By G. John Mullen//DPT, CSCS
Soreness is an essential consequence of elite training.
The body typically experiences soreness after a novel activity or an increase in training volume. In swimming, a novel activity can be as simple as a stroke correction and the training volume can differ from longer sets to faster speeds. Whichever the case, soreness occurs frequently in swimming.
Unfortunately, soreness results in altered biomechanics and impaired training. Everyone (including non-swimmers) understands this concept, as many even walk or move their arms differently during periods of soreness. These altered movement patterns will impair swimming skill and subsequent swimming velocity, as well as increase the risk of overuse injuries.
In swimming, the shoulders are the most commonly-used joint and rotate approximately 16,000 times per workout. This training volume, combined with improving biomechanics, will undoubtedly cause shoulder soreness.
Shoulder injuries are also a major concern in swimming, as shoulder injuries occur in approximately 50% of swimmers. Now, these numbers are not meant to scare one away from swimming, as every sport has its risk, and the shoulder is a mellow injury site compared to the head, but clearly this is an issue.
Shoulder Self-Myofascial Releases
Almost everyone enjoys having a massage, and many describe it as a “hurts so good” sensation. Unfortunately, frequent massages are expensive and impractical for most swimmers.
Luckily, there are tools which can mimic massages with items lying around the house. These tools are becoming more common on elite swimming pool decks, typically in the form of foam rolls, baseballs or tennis balls. It is believed using these tools can help improve range of motion and decrease soreness, both necessities during tiresome training.
Some of you may wonder why we’d want to improve range of motion in swimmers with inherently mobile shoulders. Well, it seems self-myofascial releases actually relax the muscle, opposed to altering the tendon length. Also, compared to static stretching, self-myofasical releases aren’t believed to impair force production and long-term strength gains.
There are multiple spots to use self-myofascial releases on the shoulders. Below are three common spots, but first understand the rules for SMR:
- Lie on the tennis balls with your knees bent, unless instructed otherwise.
- The more sensitive or tender the area, the slower you should go (vigorous rolling is rarely necessary). If extremely tender, just lie on the ball.
- Stop if the exercises cause excessive pain.

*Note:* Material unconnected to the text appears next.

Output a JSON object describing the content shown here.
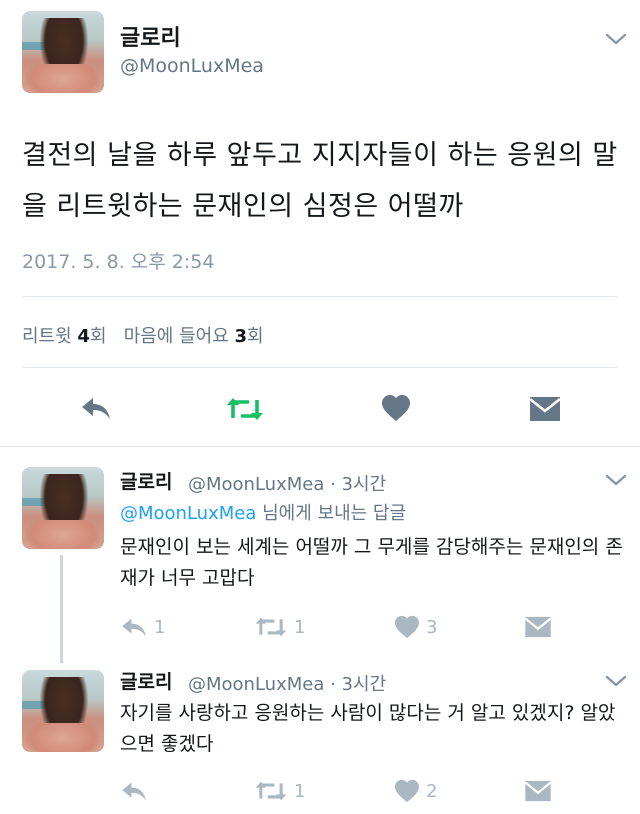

- Perform for 30 seconds – 3 minutes.
Foam Roll (FR) Thoracic Spine
Lie on your back with your knees bent and place a foam roll parallel to your spine. Make sure your head and tailbone are on the foam roll and your head is relaxed. Place your arms on the ground for support and roll back and forth at your desired speed and amplitude.
SMR Levator Scapulae
Lie on your back with your knees bent and place the tennis ball in between your shoulder blades, not on the spine, on the top side. Rolling is possible up and down to release the whole muscle.
Lie on your back with your knees bent and with the opposite arm place the tennis ball under the acromion, a bone on your shoulder blade. This muscle is small, but make sure to find the most tender trigger point.
If you have sore shoulders, try these self-myofascial releases. If you have shoulder pain, it is important to seek help from a Physical Therapist or other allied health professional.
As a Physical Therapist and Strength Coach, Dr. G. John Mullen works with swimmers at every level. He is currently the owner of COR Physical Therapy and Personal Training. Dr. John specializes in helping swimmers overcome their physical weaknesses, whether due to injury or other physical barriers. In addition, he is a regular contributor to Swimming World Magazine.
For more FREE swimming tips swim articles, go to www.swimmingscience.net.
Want to get all the tips for swimmer's shoulder? Dr. John's Swimmer's Shoulder 2nd Edition now available!
Questions? I hope you'll feel free to contact Dr. John at firstname.lastname@example.org.